Coxarthrosis : initial symptoms and progression
Pain is generally one of the first signs in the diagnosis of hip osteoarthritis, or coxarthrosis. This pain can be felt in the groin, and sometimes the buttock or the back of the thigh. Knee pain can also point to this diagnosis, which will of course be confirmed by an x-ray. Joint pain, functional impairment and limping will progressively worsen, except in rare cases of “rapidly destructive” coxarthrosis for which the progression is very fast. Hip osteoarthritis is a serious disease that becomes rapidly incapacitating as it affects a weight-bearing joint.
Deterioration of the cartilage
The hip is the joint between the pelvis and the femur, and hip osteoarthritis is the wear and tear of the cartilage rubbing between these two bones. This wear causes joint inflammation resulting in pain and discomfort, which worsen as the disease progresses: the bone under the damaged cartilage grows forming bone spurs (osteophytes) around the joint.
Primary coxarthrosis accounts for two-thirds of cases and occurs in people aged over 60. Secondary coxarthrosis is the result of a trauma (fracture, luxation…) or significant strain on the joint (associated with athletes or certain professions). Hip osteoarthritis can also be caused by a hip deformity, which explains why this disease can affect younger patients.
Medical treatment of hip osteoarthritis
At the first symptoms of hip osteoarthritis, a healthy lifestyle (healthy weight, appropriate, low-impact physical activities) is necessary to limit the pain and stop the disease worsening.
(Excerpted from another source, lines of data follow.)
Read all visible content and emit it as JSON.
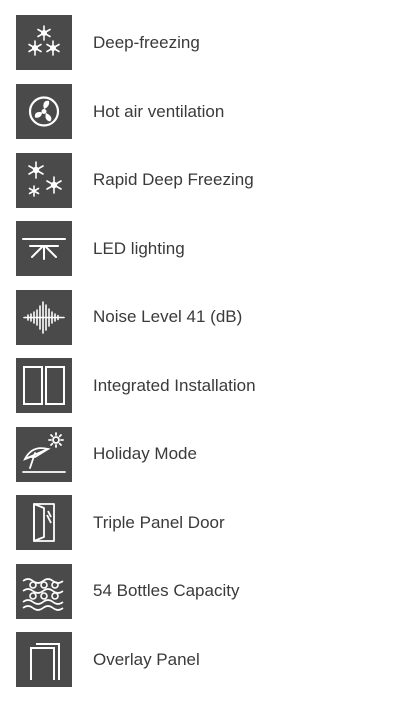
{
  "colors": {
    "icon_background": "#4a4a4a",
    "icon_foreground": "#ffffff",
    "label_text": "#3a3a3a"
  },
  "features": [
    {
      "label": "Deep-freezing",
      "icon": "snowflakes-triangle-icon"
    },
    {
      "label": "Hot air ventilation",
      "icon": "fan-icon"
    },
    {
      "label": "Rapid Deep Freezing",
      "icon": "snowflakes-cluster-icon"
    },
    {
      "label": "LED lighting",
      "icon": "led-light-icon"
    },
    {
      "label": "Noise Level 41 (dB)",
      "icon": "sound-wave-icon"
    },
    {
      "label": "Integrated Installation",
      "icon": "double-panel-icon"
    },
    {
      "label": "Holiday Mode",
      "icon": "beach-umbrella-sun-icon"
    },
    {
      "label": "Triple Panel Door",
      "icon": "glass-door-icon"
    },
    {
      "label": "54 Bottles Capacity",
      "icon": "bottles-rack-icon"
    },
    {
      "label": "Overlay Panel",
      "icon": "overlay-panel-icon"
    }
  ]
}
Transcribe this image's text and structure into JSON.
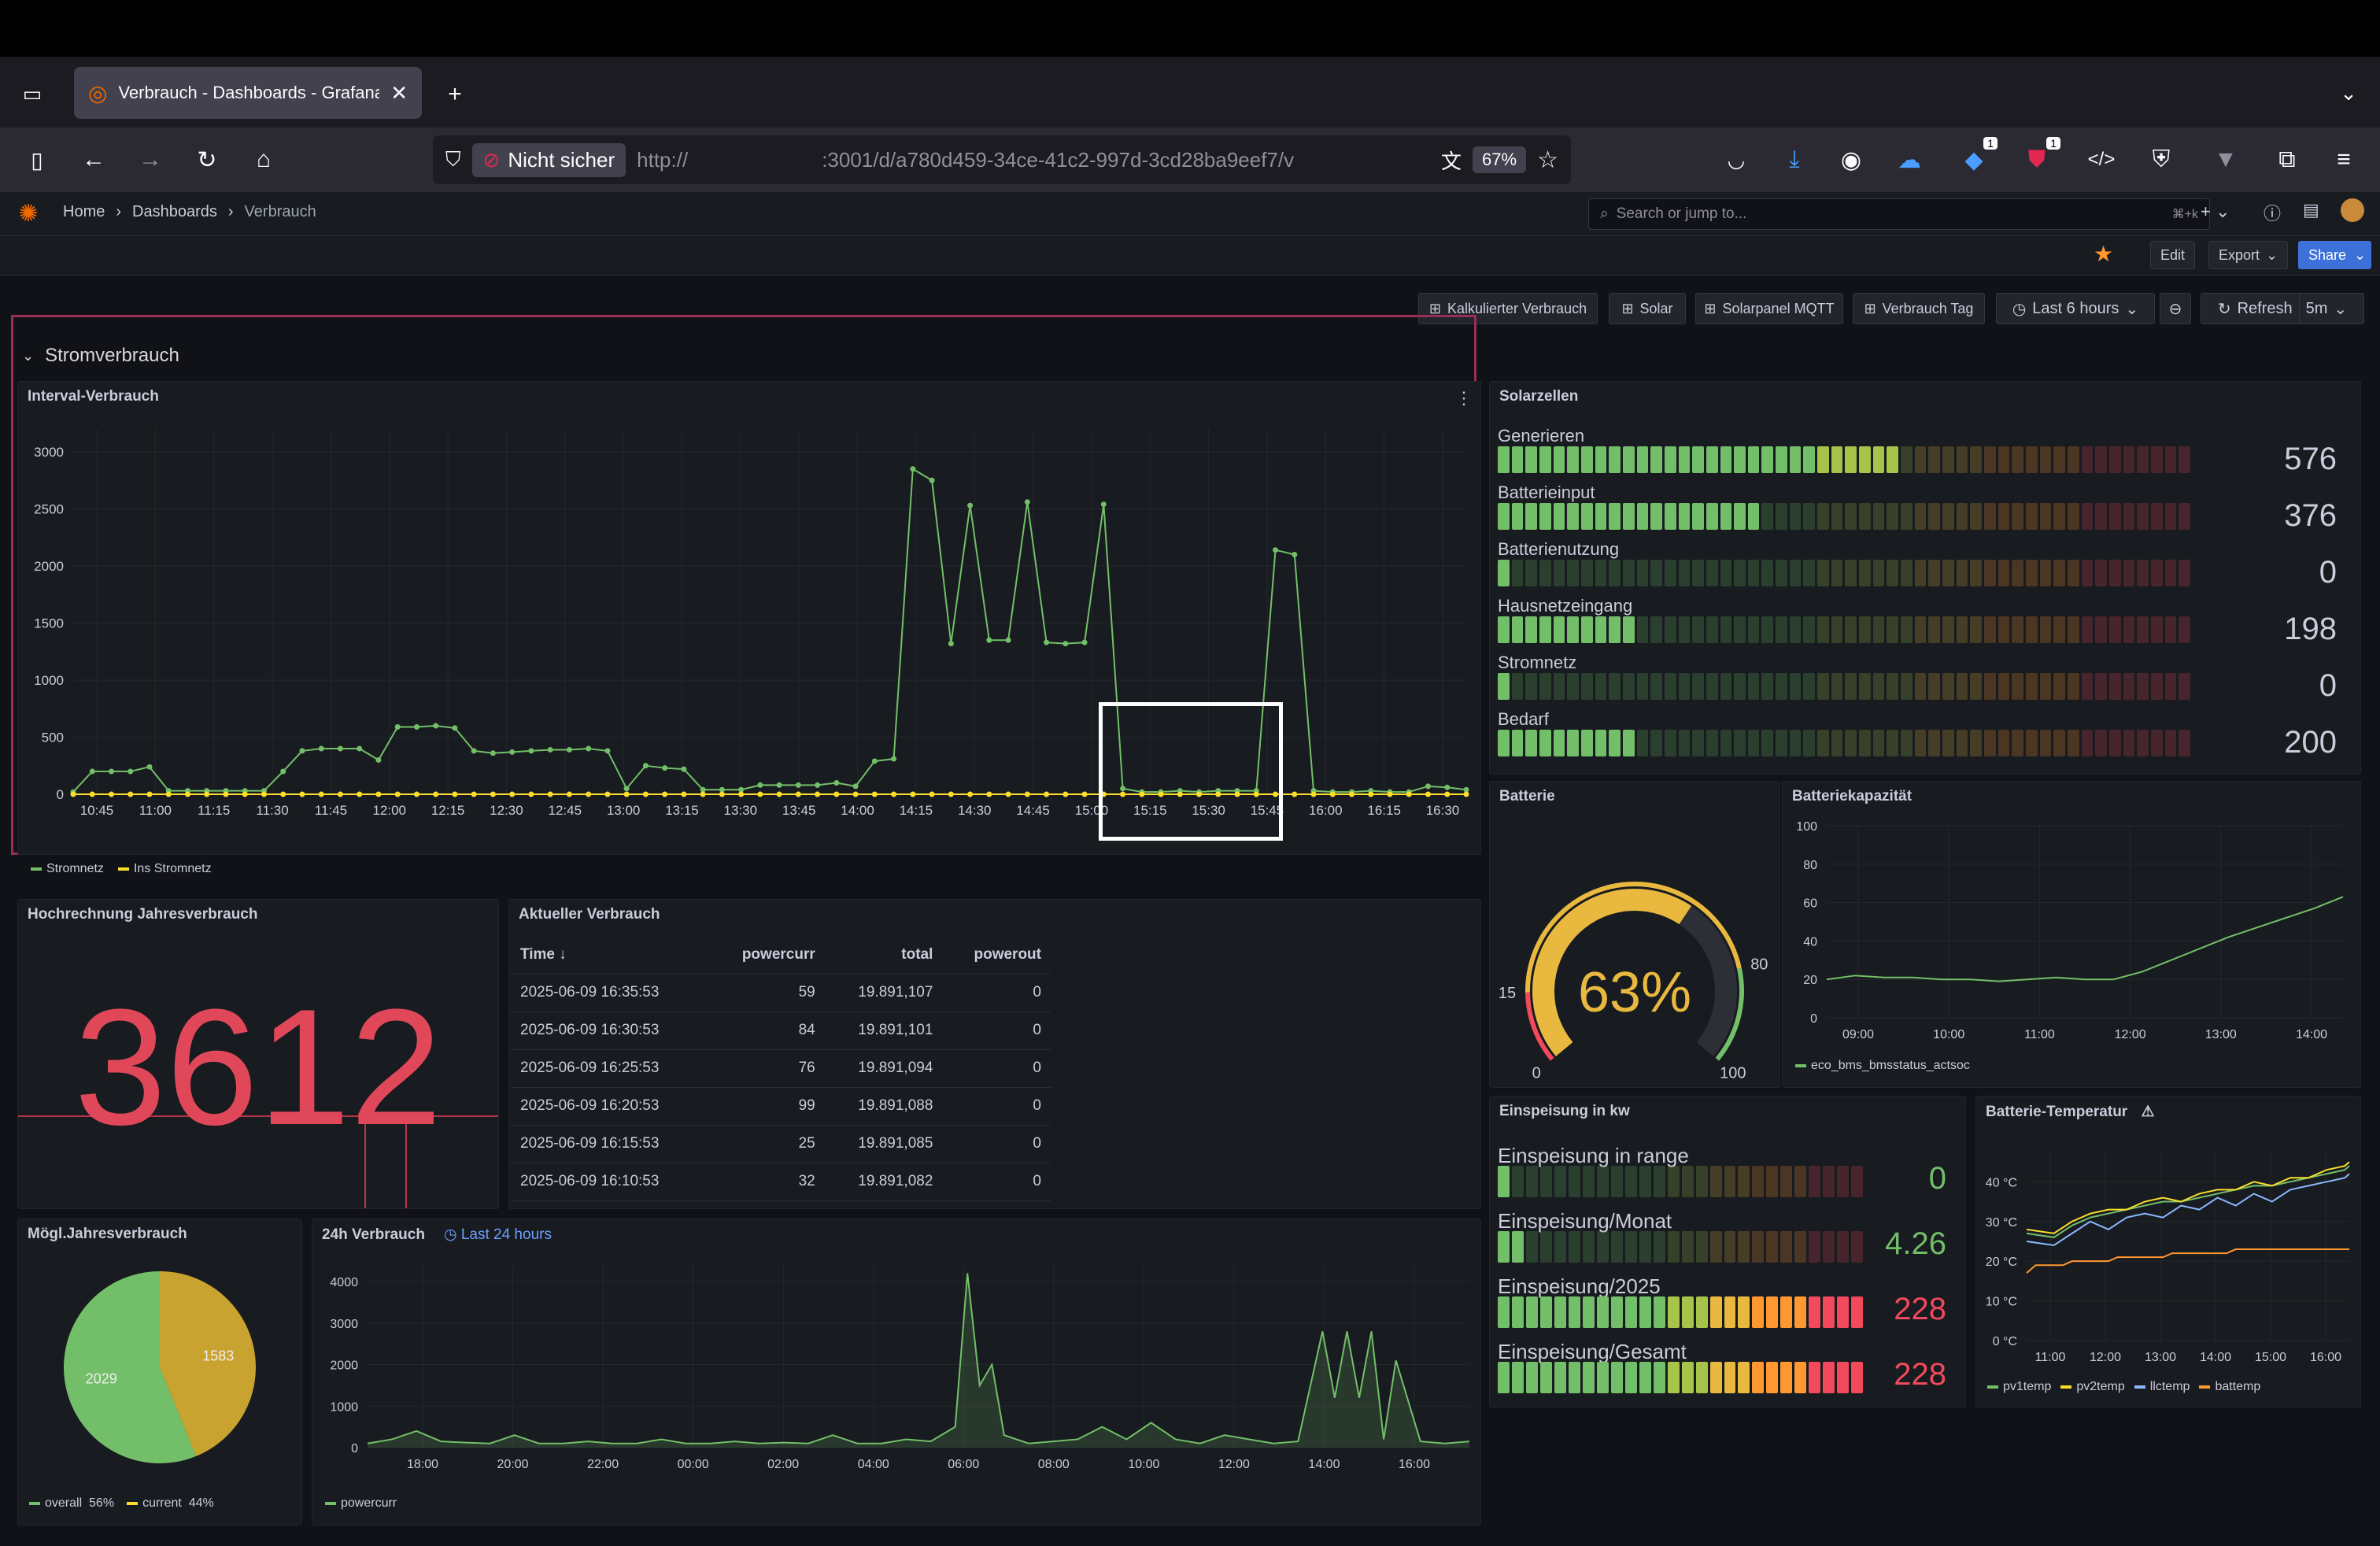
{
  "browser": {
    "tab_title": "Verbrauch - Dashboards - Grafana",
    "security_label": "Nicht sicher",
    "url_scheme": "http://",
    "url_rest": ":3001/d/a780d459-34ce-41c2-997d-3cd28ba9eef7/v",
    "zoom": "67%",
    "badge_1": "1",
    "badge_2": "1"
  },
  "grafana": {
    "breadcrumb": [
      "Home",
      "Dashboards",
      "Verbrauch"
    ],
    "search_placeholder": "Search or jump to...",
    "search_shortcut": "⌘+k",
    "edit_label": "Edit",
    "export_label": "Export",
    "share_label": "Share",
    "links": [
      "Kalkulierter Verbrauch",
      "Solar",
      "Solarpanel MQTT",
      "Verbrauch Tag"
    ],
    "time_range": "Last 6 hours",
    "refresh_label": "Refresh",
    "refresh_interval": "5m",
    "row_title": "Stromverbrauch"
  },
  "panels": {
    "interval": {
      "title": "Interval-Verbrauch",
      "legend": [
        {
          "name": "Stromnetz",
          "color": "#73bf69"
        },
        {
          "name": "Ins Stromnetz",
          "color": "#fade2a"
        }
      ]
    },
    "solarzellen": {
      "title": "Solarzellen",
      "max": 1000,
      "items": [
        {
          "label": "Generieren",
          "value": "576",
          "num": 576
        },
        {
          "label": "Batterieinput",
          "value": "376",
          "num": 376
        },
        {
          "label": "Batterienutzung",
          "value": "0",
          "num": 0
        },
        {
          "label": "Hausnetzeingang",
          "value": "198",
          "num": 198
        },
        {
          "label": "Stromnetz",
          "value": "0",
          "num": 0
        },
        {
          "label": "Bedarf",
          "value": "200",
          "num": 200
        }
      ]
    },
    "batterie": {
      "title": "Batterie",
      "value": "63%",
      "num": 63,
      "ticks": [
        "0",
        "15",
        "80",
        "100"
      ]
    },
    "batteriekapazitaet": {
      "title": "Batteriekapazität",
      "legend": "eco_bms_bmsstatus_actsoc"
    },
    "hochrechnung": {
      "title": "Hochrechnung Jahresverbrauch",
      "value": "3612"
    },
    "aktuell": {
      "title": "Aktueller Verbrauch",
      "columns": [
        "Time",
        "powercurr",
        "total",
        "powerout"
      ],
      "rows": [
        [
          "2025-06-09 16:35:53",
          "59",
          "19.891,107",
          "0"
        ],
        [
          "2025-06-09 16:30:53",
          "84",
          "19.891,101",
          "0"
        ],
        [
          "2025-06-09 16:25:53",
          "76",
          "19.891,094",
          "0"
        ],
        [
          "2025-06-09 16:20:53",
          "99",
          "19.891,088",
          "0"
        ],
        [
          "2025-06-09 16:15:53",
          "25",
          "19.891,085",
          "0"
        ],
        [
          "2025-06-09 16:10:53",
          "32",
          "19.891,082",
          "0"
        ]
      ]
    },
    "einspeisung": {
      "title": "Einspeisung in kw",
      "items": [
        {
          "label": "Einspeisung in range",
          "value": "0",
          "num": 0,
          "color": "#73bf69"
        },
        {
          "label": "Einspeisung/Monat",
          "value": "4.26",
          "num": 0.08,
          "color": "#73bf69"
        },
        {
          "label": "Einspeisung/2025",
          "value": "228",
          "num": 1,
          "color": "#f2495c"
        },
        {
          "label": "Einspeisung/Gesamt",
          "value": "228",
          "num": 1,
          "color": "#f2495c"
        }
      ]
    },
    "temperatur": {
      "title": "Batterie-Temperatur",
      "legend": [
        {
          "name": "pv1temp",
          "color": "#73bf69"
        },
        {
          "name": "pv2temp",
          "color": "#fade2a"
        },
        {
          "name": "llctemp",
          "color": "#8ab8ff"
        },
        {
          "name": "battemp",
          "color": "#ff9830"
        }
      ]
    },
    "moegl": {
      "title": "Mögl.Jahresverbrauch",
      "legend": [
        {
          "name": "overall",
          "pct": "56%",
          "color": "#73bf69"
        },
        {
          "name": "current",
          "pct": "44%",
          "color": "#fade2a"
        }
      ]
    },
    "h24": {
      "title": "24h Verbrauch",
      "timeshift": "Last 24 hours",
      "legend": "powercurr"
    }
  },
  "chart_data": [
    {
      "id": "interval",
      "type": "line",
      "ylim": [
        0,
        3200
      ],
      "yticks": [
        0,
        500,
        1000,
        1500,
        2000,
        2500,
        3000
      ],
      "xticks": [
        "10:45",
        "11:00",
        "11:15",
        "11:30",
        "11:45",
        "12:00",
        "12:15",
        "12:30",
        "12:45",
        "13:00",
        "13:15",
        "13:30",
        "13:45",
        "14:00",
        "14:15",
        "14:30",
        "14:45",
        "15:00",
        "15:15",
        "15:30",
        "15:45",
        "16:00",
        "16:15",
        "16:30"
      ],
      "xrange": [
        640,
        1005
      ],
      "series": [
        {
          "name": "Stromnetz",
          "color": "#73bf69",
          "x": [
            640,
            645,
            650,
            655,
            660,
            665,
            670,
            675,
            680,
            685,
            690,
            695,
            700,
            705,
            710,
            715,
            720,
            725,
            730,
            735,
            740,
            745,
            750,
            755,
            760,
            765,
            770,
            775,
            780,
            785,
            790,
            795,
            800,
            805,
            810,
            815,
            820,
            825,
            830,
            835,
            840,
            845,
            850,
            855,
            860,
            865,
            870,
            875,
            880,
            885,
            890,
            895,
            900,
            905,
            910,
            915,
            920,
            925,
            930,
            935,
            940,
            945,
            950,
            955,
            960,
            965,
            970,
            975,
            980,
            985,
            990,
            995,
            1000,
            1005
          ],
          "values": [
            20,
            200,
            200,
            200,
            240,
            30,
            30,
            30,
            30,
            30,
            30,
            200,
            380,
            400,
            400,
            400,
            300,
            590,
            590,
            600,
            580,
            380,
            360,
            370,
            380,
            390,
            390,
            400,
            380,
            50,
            250,
            230,
            220,
            40,
            40,
            40,
            80,
            80,
            80,
            80,
            100,
            70,
            290,
            310,
            2850,
            2750,
            1320,
            2530,
            1350,
            1350,
            2560,
            1330,
            1320,
            1330,
            2540,
            50,
            20,
            20,
            30,
            20,
            30,
            30,
            30,
            2140,
            2100,
            30,
            20,
            20,
            30,
            20,
            20,
            70,
            60,
            40
          ]
        },
        {
          "name": "Ins Stromnetz",
          "color": "#fade2a",
          "x": [
            640,
            645,
            650,
            655,
            660,
            665,
            670,
            675,
            680,
            685,
            690,
            695,
            700,
            705,
            710,
            715,
            720,
            725,
            730,
            735,
            740,
            745,
            750,
            755,
            760,
            765,
            770,
            775,
            780,
            785,
            790,
            795,
            800,
            805,
            810,
            815,
            820,
            825,
            830,
            835,
            840,
            845,
            850,
            855,
            860,
            865,
            870,
            875,
            880,
            885,
            890,
            895,
            900,
            905,
            910,
            915,
            920,
            925,
            930,
            935,
            940,
            945,
            950,
            955,
            960,
            965,
            970,
            975,
            980,
            985,
            990,
            995,
            1000,
            1005
          ],
          "values": [
            0,
            0,
            0,
            0,
            0,
            0,
            0,
            0,
            0,
            0,
            0,
            0,
            0,
            0,
            0,
            0,
            0,
            0,
            0,
            0,
            0,
            0,
            0,
            0,
            0,
            0,
            0,
            0,
            0,
            0,
            0,
            0,
            0,
            0,
            0,
            0,
            0,
            0,
            0,
            0,
            0,
            0,
            0,
            0,
            0,
            0,
            0,
            0,
            0,
            0,
            0,
            0,
            0,
            0,
            0,
            0,
            0,
            0,
            0,
            0,
            0,
            0,
            0,
            0,
            0,
            0,
            0,
            0,
            0,
            0,
            0,
            0,
            0,
            0
          ]
        }
      ]
    },
    {
      "id": "kapazitaet",
      "type": "line",
      "ylim": [
        0,
        100
      ],
      "yticks": [
        0,
        20,
        40,
        60,
        80,
        100
      ],
      "xticks": [
        "09:00",
        "10:00",
        "11:00",
        "12:00",
        "13:00",
        "14:00"
      ],
      "xrange": [
        520,
        880
      ],
      "series": [
        {
          "name": "eco_bms_bmsstatus_actsoc",
          "color": "#73bf69",
          "x": [
            520,
            540,
            560,
            580,
            600,
            620,
            640,
            660,
            680,
            700,
            720,
            740,
            760,
            780,
            800,
            820,
            840,
            860,
            880
          ],
          "values": [
            20,
            22,
            21,
            21,
            20,
            20,
            19,
            20,
            21,
            20,
            20,
            24,
            30,
            36,
            42,
            47,
            52,
            57,
            63
          ]
        }
      ]
    },
    {
      "id": "temperatur",
      "type": "line",
      "ylim": [
        0,
        48
      ],
      "yticks": [
        0,
        10,
        20,
        30,
        40
      ],
      "ytick_labels": [
        "0 °C",
        "10 °C",
        "20 °C",
        "30 °C",
        "40 °C"
      ],
      "xticks": [
        "11:00",
        "12:00",
        "13:00",
        "14:00",
        "15:00",
        "16:00"
      ],
      "xrange": [
        650,
        1005
      ],
      "series": [
        {
          "name": "pv1temp",
          "color": "#73bf69",
          "x": [
            650,
            680,
            700,
            720,
            740,
            760,
            780,
            800,
            820,
            840,
            860,
            880,
            900,
            920,
            940,
            960,
            980,
            1000,
            1005
          ],
          "values": [
            27,
            26,
            29,
            31,
            32,
            33,
            34,
            35,
            35,
            36,
            37,
            38,
            39,
            39,
            40,
            41,
            42,
            43,
            44
          ]
        },
        {
          "name": "pv2temp",
          "color": "#fade2a",
          "x": [
            650,
            680,
            700,
            720,
            740,
            760,
            780,
            800,
            820,
            840,
            860,
            880,
            900,
            920,
            940,
            960,
            980,
            1000,
            1005
          ],
          "values": [
            28,
            27,
            30,
            32,
            33,
            33,
            35,
            36,
            35,
            37,
            38,
            38,
            40,
            39,
            41,
            41,
            43,
            44,
            45
          ]
        },
        {
          "name": "llctemp",
          "color": "#8ab8ff",
          "x": [
            650,
            680,
            700,
            720,
            740,
            760,
            780,
            800,
            820,
            840,
            860,
            880,
            900,
            920,
            940,
            960,
            980,
            1000,
            1005
          ],
          "values": [
            25,
            24,
            27,
            30,
            28,
            31,
            32,
            31,
            34,
            33,
            36,
            34,
            37,
            35,
            38,
            39,
            40,
            41,
            42
          ]
        },
        {
          "name": "battemp",
          "color": "#ff9830",
          "x": [
            650,
            660,
            690,
            700,
            740,
            750,
            800,
            810,
            870,
            880,
            1005
          ],
          "values": [
            17,
            19,
            19,
            20,
            20,
            21,
            21,
            22,
            22,
            23,
            23
          ]
        }
      ]
    },
    {
      "id": "pie",
      "type": "pie",
      "categories": [
        "overall",
        "current"
      ],
      "values": [
        2029,
        1583
      ],
      "colors": [
        "#73bf69",
        "#c9a330"
      ]
    },
    {
      "id": "h24",
      "type": "line",
      "ylim": [
        0,
        4400
      ],
      "yticks": [
        0,
        1000,
        2000,
        3000,
        4000
      ],
      "xticks": [
        "18:00",
        "20:00",
        "22:00",
        "00:00",
        "02:00",
        "04:00",
        "06:00",
        "08:00",
        "10:00",
        "12:00",
        "14:00",
        "16:00"
      ],
      "xrange": [
        1050,
        1500
      ],
      "series": [
        {
          "name": "powercurr",
          "color": "#73bf69",
          "x": [
            1050,
            1060,
            1070,
            1080,
            1090,
            1100,
            1110,
            1120,
            1130,
            1140,
            1150,
            1160,
            1170,
            1180,
            1190,
            1200,
            1210,
            1220,
            1230,
            1240,
            1250,
            1260,
            1270,
            1280,
            1290,
            1295,
            1300,
            1305,
            1310,
            1320,
            1330,
            1340,
            1350,
            1360,
            1370,
            1380,
            1390,
            1400,
            1410,
            1420,
            1430,
            1440,
            1445,
            1450,
            1455,
            1460,
            1465,
            1470,
            1480,
            1490,
            1500
          ],
          "values": [
            100,
            200,
            400,
            150,
            120,
            100,
            300,
            100,
            100,
            150,
            100,
            100,
            200,
            100,
            100,
            150,
            100,
            120,
            100,
            300,
            100,
            100,
            200,
            150,
            500,
            4200,
            1500,
            2000,
            300,
            100,
            150,
            200,
            500,
            200,
            600,
            200,
            100,
            300,
            200,
            100,
            150,
            2800,
            1200,
            2800,
            1200,
            2800,
            200,
            2100,
            150,
            100,
            150
          ]
        }
      ]
    }
  ]
}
Sports such as swimming are therefore highly recommended. During flare-ups, paracetamol or any non-steroidal anti-inflammatories can be used to help relieve the pain.
When these treatments are no longer effective, corticosteroid injections, hyaluronic acid viscosupplementation, or platelet rich plasma therapy (PRP) can be envisaged. Stem cell injections can also be discussed.
Total hip replacement : not too soon, not too late
Finally, a total hip replacement can be considered. However, although hip prostheses now have a relatively long lifespan (over 90% of prostheses are still in place after 20 years), this operation must be delayed for as long as possible.
Conversely, the worn joint must not be replaced too late as the patient and their muscles must be in good condition. Furthermore, coxarthrosis in an advanced state can result in bone destruction making the operation much more complicated.